Very few operators do electrical repairs or trouble shooting because this is a highly specialized field and unqualified operators can seriously injure themselves or damage costly equipment. For these reasons the operator must be familiar with electricity, know the hazards, and recognize his/her own limitations when working with electrical equipment.
Most municipalities employ electricians or contract with a “commercial electrical company” that they call when major problems occur. However, the operator should be able to explain how the equipment is supposed to work and what it is doing or not doing when it fails.
The need for safety should be apparent. If proper safe procedures are not followed in operating and maintaining electrical equipment, accidents can happen that cause injuries, permanent disability, or loss of life. Serious accidents that could have been avoided have happened because machinery was not shut off, locked out, and tagged properly.
Electric motors are commonly used to convert electrical energy into mechanical energy. A motor generally consists of a stator, rotor, end bells, and windings. The rotor has an extending shaft, which allows a machine to be coupled to it. Most large motors will be three phase motors rated from 220 or 4160 volts.
The term “phase” applies to alternating current (AC) systems and describes how many external winding connections are available from a generator, transformer, or motor for actual load connections. Motors are either single-phase or three-phase.
Single Phase Motors Single-phase motors are normally operated on 110-220 volt A.C. single-phase systems. A straight single-phase winding has no starting torque so it must incorporate some other means of spinning the shaft. A single-phase motor requires a special start circuit within the motor to make sure it runs in the right direction. Several different types of starter windings are available in these motors. Single-phase power leads will have three wires, like a three-prong extension cord.
Three-phase systems refer to the fact that there are three sets of windings in the motor and three legs of power coming in from the distribution system. This type of motor is used where loads become larger than single-phase circuits can handle. With three legs to carry power, more amps can be delivered to the motor. Three phase motors are the most common types used in water and wastewater systems. Three major types of three phase motors are the squirrel cage induction motor, synchronous motors, and wound rotor induction motors.
Squirrel cage induction motors are widely used because of its simple construction and relative low maintenance requirements. The windings are stationary and are built into the frame of the motor. The power supply is connected to the windings in the stator, which creates a rotating magnetic field. The rotor is made up of bars arranged in the shape of a cylinder and joined to form a “squirrel cage.” Squirrel cage induction motors make up approximately 90% of all motors used in industry today.

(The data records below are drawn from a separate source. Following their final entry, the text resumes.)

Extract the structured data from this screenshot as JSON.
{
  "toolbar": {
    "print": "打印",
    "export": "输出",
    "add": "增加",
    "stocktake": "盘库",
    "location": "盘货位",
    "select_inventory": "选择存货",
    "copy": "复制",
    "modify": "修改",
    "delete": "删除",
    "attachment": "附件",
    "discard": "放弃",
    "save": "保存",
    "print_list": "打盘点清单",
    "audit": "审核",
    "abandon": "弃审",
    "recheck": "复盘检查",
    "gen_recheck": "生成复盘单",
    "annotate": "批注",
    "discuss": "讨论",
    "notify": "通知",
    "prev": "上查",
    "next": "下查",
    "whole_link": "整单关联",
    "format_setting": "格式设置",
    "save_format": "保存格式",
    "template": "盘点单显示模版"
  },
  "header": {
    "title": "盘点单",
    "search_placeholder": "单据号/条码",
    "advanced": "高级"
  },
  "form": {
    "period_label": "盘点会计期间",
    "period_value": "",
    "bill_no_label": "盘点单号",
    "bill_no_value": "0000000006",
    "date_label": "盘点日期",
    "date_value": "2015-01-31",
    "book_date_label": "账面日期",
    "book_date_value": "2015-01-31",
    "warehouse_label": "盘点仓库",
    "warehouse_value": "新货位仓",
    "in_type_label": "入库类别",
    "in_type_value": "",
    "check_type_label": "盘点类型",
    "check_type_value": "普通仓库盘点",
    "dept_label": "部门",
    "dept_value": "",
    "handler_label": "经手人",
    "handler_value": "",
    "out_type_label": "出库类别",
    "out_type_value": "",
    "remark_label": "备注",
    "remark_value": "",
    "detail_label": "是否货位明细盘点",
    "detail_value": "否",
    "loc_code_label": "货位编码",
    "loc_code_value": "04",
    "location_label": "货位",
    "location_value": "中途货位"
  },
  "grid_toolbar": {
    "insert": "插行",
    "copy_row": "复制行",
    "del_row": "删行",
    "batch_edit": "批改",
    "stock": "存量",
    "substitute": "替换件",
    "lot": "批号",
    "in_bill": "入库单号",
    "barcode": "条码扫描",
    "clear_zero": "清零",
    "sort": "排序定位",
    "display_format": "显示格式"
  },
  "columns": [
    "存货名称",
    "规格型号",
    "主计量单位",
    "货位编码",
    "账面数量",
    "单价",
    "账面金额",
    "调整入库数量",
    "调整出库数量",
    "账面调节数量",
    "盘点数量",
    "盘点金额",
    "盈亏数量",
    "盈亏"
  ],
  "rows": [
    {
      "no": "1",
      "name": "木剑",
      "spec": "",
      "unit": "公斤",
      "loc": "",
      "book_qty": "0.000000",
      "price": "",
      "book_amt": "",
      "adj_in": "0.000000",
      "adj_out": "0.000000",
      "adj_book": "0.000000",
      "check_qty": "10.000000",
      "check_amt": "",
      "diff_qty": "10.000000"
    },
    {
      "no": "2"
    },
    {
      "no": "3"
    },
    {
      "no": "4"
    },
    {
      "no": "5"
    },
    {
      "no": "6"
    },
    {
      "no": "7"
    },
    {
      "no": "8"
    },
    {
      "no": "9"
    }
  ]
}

Three-phase motors do not use a start circuit. The direction of rotation is determined by how the three leads are wired to the motor. If any two of the leads are switched, the motor rotation will be reversed.
Anytime a lead becomes grounded, a dead short develops, or one of the contacts opens in a three-phase motor, single phasing will result. When this occurs, the speed of the motor will drop and it will begin to overheat. The single phase will draw too many amps and it will quickly burn up. When single phasing occurs while the motor is not running, it simply will not start up again. Special circuit protection is available that will shut the motor off if single phasing occurs.
Motors need to be protected from power surges and overloads. Fuses and circuit breakers are designed to open the circuit when the current load threatens to damage the motor. Fuses are generally sized at 120-150% of motor capacity. Circuit breakers can be reset when they trip, instead of being replaced like a fuse. Circuit breakers can react faster than fuses and are usually sized closer to the current rating of the motor.